Instead, Menin said, new developments in the area are routinely approved without attention to school capacity. The city, she said, has “an attendant duty to provide the estimated number of school seats” that will be needed as a result of approving Downtown construction projects.
Mulgrew said he would be pushing the City Council to pass legislation to modify the planning process pertaining to new developments.
“We’re always looking for better ideas, to figure out how to move education forward,” he said. “We can no longer go to the D.O.E. for that. That’s really sad.”
Mulgrew accused D.O.E. of misleading the Downtown community by making false promises about new classroom space that was supposed to be reserved for neighborhood children.
Lower Manhattan parents were dismayed by D.O.E.’s recent decision to designate two unused classroom floors at 26 Broadway for an unscreened, nonselective Upper East Side high school, rather than open up a second Millennium High School there. The department also allocated six vacant classrooms at the Tweed Courthouse, on Chambers St., to a charter school rather than to a district elementary school the community said it badly needs.
Menin pointed out that, even with the new schools that Assembly Speaker Sheldon Silver’s Overcrowding Task Force helped found, the Lower Manhattan area faces severe seat shortages in the coming years. The Tweed Courthouse and 26 Broadway, she said, are education spaces the community cannot afford to lose.
“It broke my heart that we lost the space at 26 Broadway,” said Erica Weldon, a Millennium High School parent.
Menin told her and the other distraught parents to rest assured that the community board would not remain “silent” on D.O.E.’s recent decisions.
Mulgrew said D.O.E. should focus on finding district seats for all public school students before worrying about screened versus unscreened schools. The U.F.T. president took a more neutral stance on charter schools. While the fundamental concept of charter schools is sound, he said, many of them are not working, and some are wrongly casting aside special-needs students who underperform on standardized tests.
“You can’t just open charter schools and not give them support and help in instruction,” said Mulgrew.
Growing class sizes have become widespread across the city, Mulgrew reported, and the U.F.T. has taken legal action to try to mitigate the problem. The union sued D.O.E. early last year for failing to allocate more than $760 million that the department secured from the state since 2007 purportedly to reduce class sizes. The case is currently pending in State Supreme Court.

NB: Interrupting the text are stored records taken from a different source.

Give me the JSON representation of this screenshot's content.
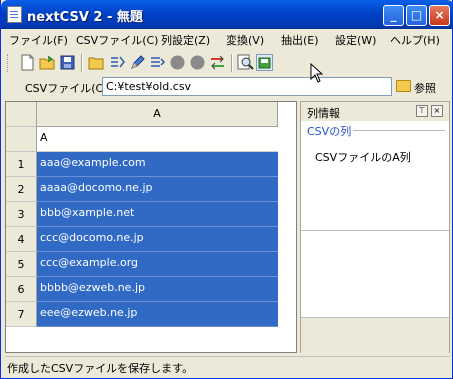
{
  "window": {
    "title": "nextCSV 2 - 無題"
  },
  "menu": [
    {
      "label": "ファイル(F)"
    },
    {
      "label": "CSVファイル(C)"
    },
    {
      "label": "列設定(Z)"
    },
    {
      "label": "変換(V)"
    },
    {
      "label": "抽出(E)"
    },
    {
      "label": "設定(W)"
    },
    {
      "label": "ヘルプ(H)"
    }
  ],
  "toolbar_icons": [
    "new-file-icon",
    "open-folder-icon",
    "save-icon",
    "folder-icon",
    "split-columns-icon",
    "pencil-icon",
    "merge-columns-icon",
    "gray-circle-icon",
    "gray-circle-icon",
    "convert-icon",
    "search-icon",
    "save-csv-icon"
  ],
  "pathbar": {
    "label": "CSVファイル(C)",
    "value": "C:¥test¥old.csv",
    "browse_label": "参照"
  },
  "grid": {
    "column_header": "A",
    "header_row_value": "A",
    "rows": [
      {
        "num": "1",
        "value": "aaa@example.com"
      },
      {
        "num": "2",
        "value": "aaaa@docomo.ne.jp"
      },
      {
        "num": "3",
        "value": "bbb@xample.net"
      },
      {
        "num": "4",
        "value": "ccc@docomo.ne.jp"
      },
      {
        "num": "5",
        "value": "ccc@example.org"
      },
      {
        "num": "6",
        "value": "bbbb@ezweb.ne.jp"
      },
      {
        "num": "7",
        "value": "eee@ezweb.ne.jp"
      }
    ]
  },
  "side_panel": {
    "title": "列情報",
    "subtitle": "CSVの列",
    "description": "CSVファイルのA列"
  },
  "status": {
    "text": "作成したCSVファイルを保存します。"
  }
}
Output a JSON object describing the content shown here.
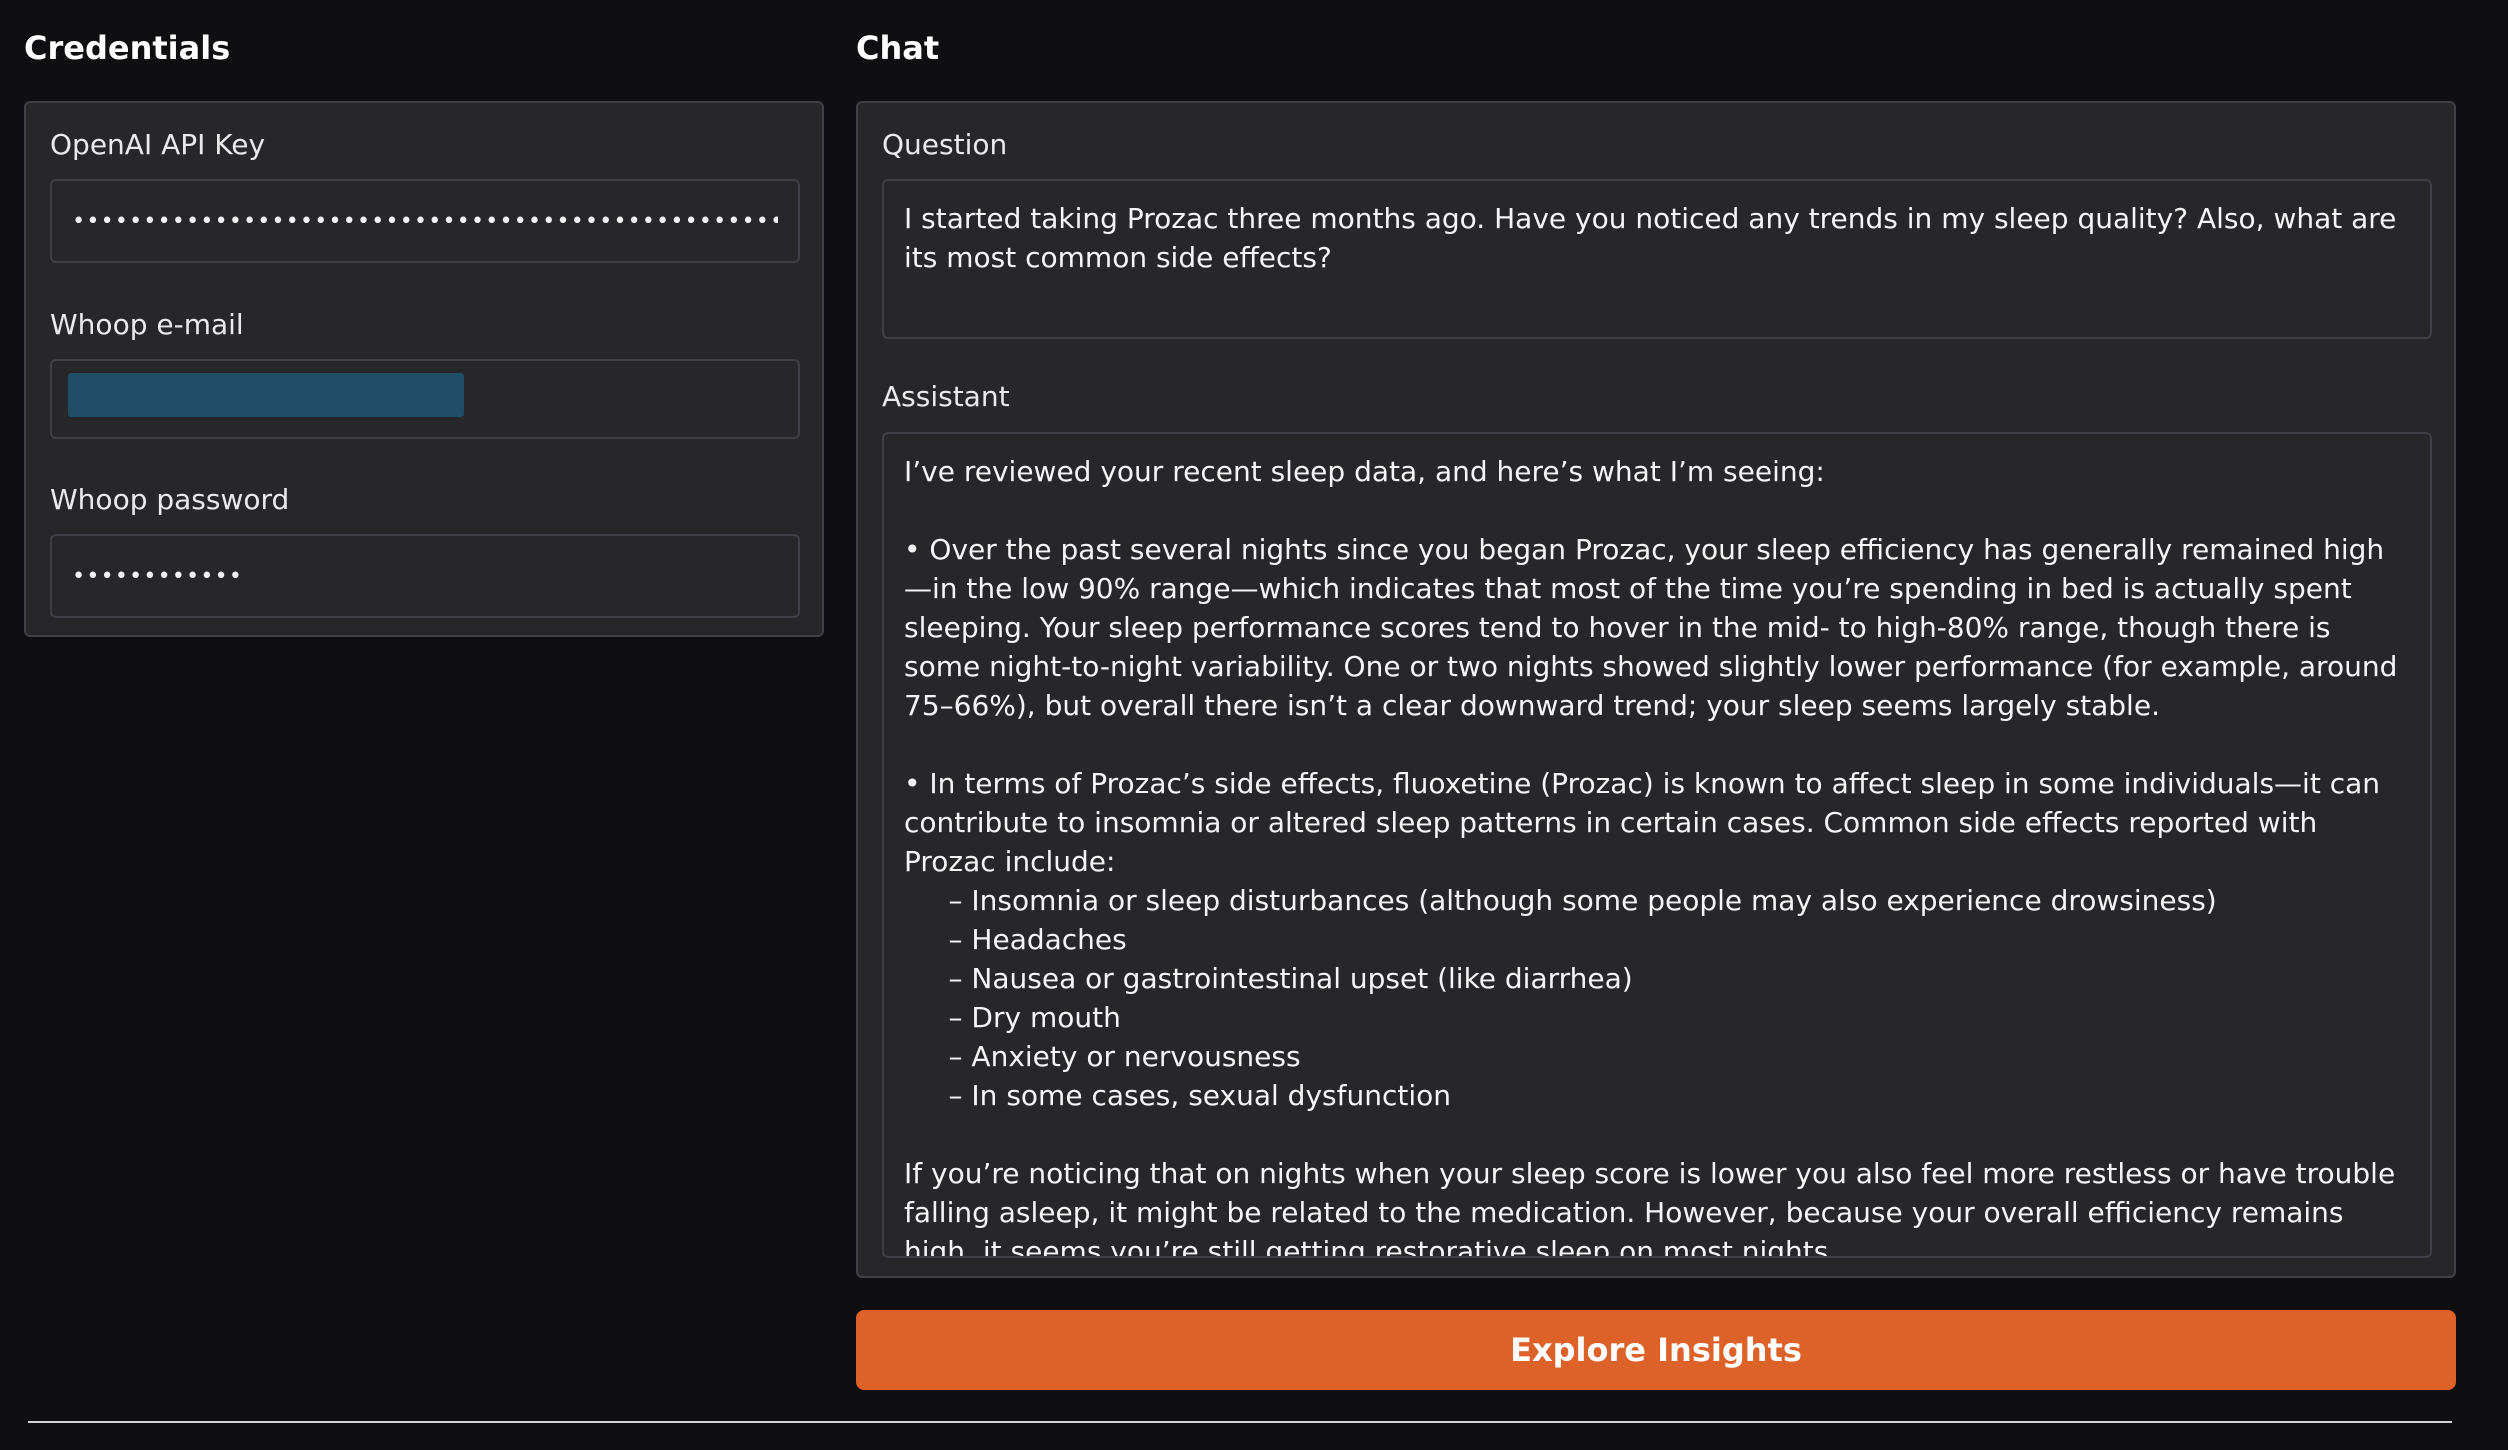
{
  "credentials": {
    "title": "Credentials",
    "openai_key": {
      "label": "OpenAI API Key",
      "value": "••••••••••••••••••••••••••••••••••••••••••••••••••••••"
    },
    "whoop_email": {
      "label": "Whoop e-mail",
      "value": ""
    },
    "whoop_password": {
      "label": "Whoop password",
      "value": "••••••••••••"
    }
  },
  "chat": {
    "title": "Chat",
    "question": {
      "label": "Question",
      "value": "I started taking Prozac three months ago. Have you noticed any trends in my sleep quality? Also, what are its most common side effects?"
    },
    "assistant": {
      "label": "Assistant",
      "value": "I’ve reviewed your recent sleep data, and here’s what I’m seeing:\n\n• Over the past several nights since you began Prozac, your sleep efficiency has generally remained high—in the low 90% range—which indicates that most of the time you’re spending in bed is actually spent sleeping. Your sleep performance scores tend to hover in the mid- to high-80% range, though there is some night-to-night variability. One or two nights showed slightly lower performance (for example, around 75–66%), but overall there isn’t a clear downward trend; your sleep seems largely stable.\n\n• In terms of Prozac’s side effects, fluoxetine (Prozac) is known to affect sleep in some individuals—it can contribute to insomnia or altered sleep patterns in certain cases. Common side effects reported with Prozac include:\n     – Insomnia or sleep disturbances (although some people may also experience drowsiness)\n     – Headaches\n     – Nausea or gastrointestinal upset (like diarrhea)\n     – Dry mouth\n     – Anxiety or nervousness\n     – In some cases, sexual dysfunction\n\nIf you’re noticing that on nights when your sleep score is lower you also feel more restless or have trouble falling asleep, it might be related to the medication. However, because your overall efficiency remains high, it seems you’re still getting restorative sleep on most nights."
    },
    "button_label": "Explore Insights"
  },
  "colors": {
    "background": "#0f0f11",
    "panel": "#27272a",
    "border": "#3f3f46",
    "accent": "#dd6229",
    "email_autofill": "#1f4d66"
  }
}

“The class size at every grade in every level has increased dramatically since the money was sent here,” Mulgrew said. “It’s inexcusable.”
Mulgrew also noted that larger classes are making it more difficult for public school teachers to do their jobs effectively. D.O.E. did away with its Teaching and Learning Division, thereby no longer offering teachers the structure and support they need.
“Teaching and learning in the classroom is the fundamental main piece we should all be concentrating on,” said Mulgrew. “It saddens me — it makes me feel the administration is getting to the point where it’s pathetic.”
Paul Hovitz, chairperson of the C.B. 1 Youth and Education Committee, remarked that teachers spend “inordinate” amounts of time on test preparation.
“How can we re-create a well-balanced education for our children?” he asked Mulgrew.
The solution, in part, Mulgrew said, is to modify the city’s student progress report system, which now hinges on English and math test score results. Harvard University recently audited the state’s system, he said, and concluded that the progress reports are useless.
Mulgrew worked with David Steiner, commissioner of the state Education Department, to craft the state’s application for the federal Race to the Top program, with the aim of using the funds to focus on a more well-rounded curriculum, rather than merely teach to standardized tests.
Mulgrew said “real learning” doesn’t happen when teachers simply try and drill students to memorize facts for a test.